Next Hannibal attempted a forced march over the Pyrenees with card 63, but the weather was awful (card 42) and he was delayed. In Italy Sempronius entered Rome (using card 62) to the sound of cheering crowds - the Romans like parade.

Hannibal continued his march (using card 57), but as he tried to skirt Massilia, by heading north to the Rhone, he was intercepted by Scipio (he rolled a 1). Hannibal attempted to avoid contact but failed (he rolled 6). Thus, near Nemausus, the army of Hannibal Barca and the consular army of Publius Scipio met.

The site of the battle was just west of modern day Nimes on a gently rolling, scrubby, ground (Google Earth: 43:48:27.12N  4:17:33.51E elevation 95m).

The Romans had 9 CU of troops (8 + 1 allied); the Carthaginians had 10 CU. We will give Scipio a consular army. Counting the velites as half a unit each this equals 18 units. Consequently, Hannibal gets 20 units plus two units of elephants (elephant CU count as both CU and elephants in the game).

We will be using Ager Proelii rules for the battle. Hannibal has a battle rating of 4 so his army gets a D12* sequence deck and army die.
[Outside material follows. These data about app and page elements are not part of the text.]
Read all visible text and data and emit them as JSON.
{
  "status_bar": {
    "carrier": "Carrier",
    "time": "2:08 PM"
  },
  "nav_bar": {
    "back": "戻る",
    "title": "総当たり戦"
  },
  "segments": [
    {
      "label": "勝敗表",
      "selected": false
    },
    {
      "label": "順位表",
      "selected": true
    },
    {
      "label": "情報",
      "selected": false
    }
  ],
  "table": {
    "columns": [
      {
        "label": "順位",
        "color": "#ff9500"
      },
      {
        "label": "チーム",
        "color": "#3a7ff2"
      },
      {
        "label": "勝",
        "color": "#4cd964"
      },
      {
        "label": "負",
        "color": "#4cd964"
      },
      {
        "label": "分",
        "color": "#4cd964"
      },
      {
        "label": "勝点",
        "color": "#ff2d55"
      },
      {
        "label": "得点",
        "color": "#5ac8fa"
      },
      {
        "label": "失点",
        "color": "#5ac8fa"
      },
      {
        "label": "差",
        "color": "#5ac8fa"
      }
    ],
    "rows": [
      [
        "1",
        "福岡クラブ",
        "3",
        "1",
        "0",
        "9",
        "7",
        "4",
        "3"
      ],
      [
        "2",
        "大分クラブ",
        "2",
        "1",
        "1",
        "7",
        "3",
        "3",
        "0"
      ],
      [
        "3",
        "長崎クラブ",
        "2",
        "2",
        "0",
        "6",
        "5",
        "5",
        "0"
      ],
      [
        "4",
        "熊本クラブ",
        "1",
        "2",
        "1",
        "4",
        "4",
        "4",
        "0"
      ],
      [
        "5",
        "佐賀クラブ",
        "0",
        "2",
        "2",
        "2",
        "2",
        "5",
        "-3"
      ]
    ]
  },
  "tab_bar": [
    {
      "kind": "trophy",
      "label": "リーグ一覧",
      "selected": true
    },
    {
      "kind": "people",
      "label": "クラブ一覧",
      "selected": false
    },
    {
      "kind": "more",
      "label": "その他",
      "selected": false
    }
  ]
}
P. Scipio has a battle rating of 2 so gets a D10 sequence deck and army die.

Scipio gets an extra characterisation card for interception, Hannibal loses one for failing to avoid, but he is Hannibal so gets an extra one anyway.

This battle will be fought next Wednesday - May the Best Carthaginian win!


Guidowg said...

Looks fantastic, your figures really stand out against your board.........GO the Romans!!!!!!

WarRaptor said...

Thats awesome - I love what you guys are doing here!

Brent said...

Love your creativity James! As a fan of any campaign, I'm following this with great interest.


BigRedBat said...

I had suspected that the game would work; it certainly looks like it will! Good luck with it, Simon

Gunny Highway said...

Looking forward to ole "one eye" rattling some roman cages!........
Also using your Ager Proelii rules will be fun to watch on how they work in a real game....


Gunny Highway said...

Not to change the subject James, but how do you determine when a army has had enough of it and legs it off the battlefield? Not too crystal clear in your rule set. As an aside, remember, Americans tend not to debate but want a clear cut goal or answer:)

Castigator said...

Looks awesome. I'm also impressed by the gigantic bottle of Coke in the background. Everything in your game room seems to be epic in scale! :)

Looking forward to following your detailed campaign reports.

Dave M


Hi Gunny,

When an army reaches 0 army morale chips it is subject to army morale tests on army morale cards (x3). When these are failed armies tend to break up quite quickly - running en masse from the field.

As to Americans not wanting to debate, yes, we've noticed that here in the civilised world (LOL).

Silver Whistle said...

Interesting reading and fantastic looking table.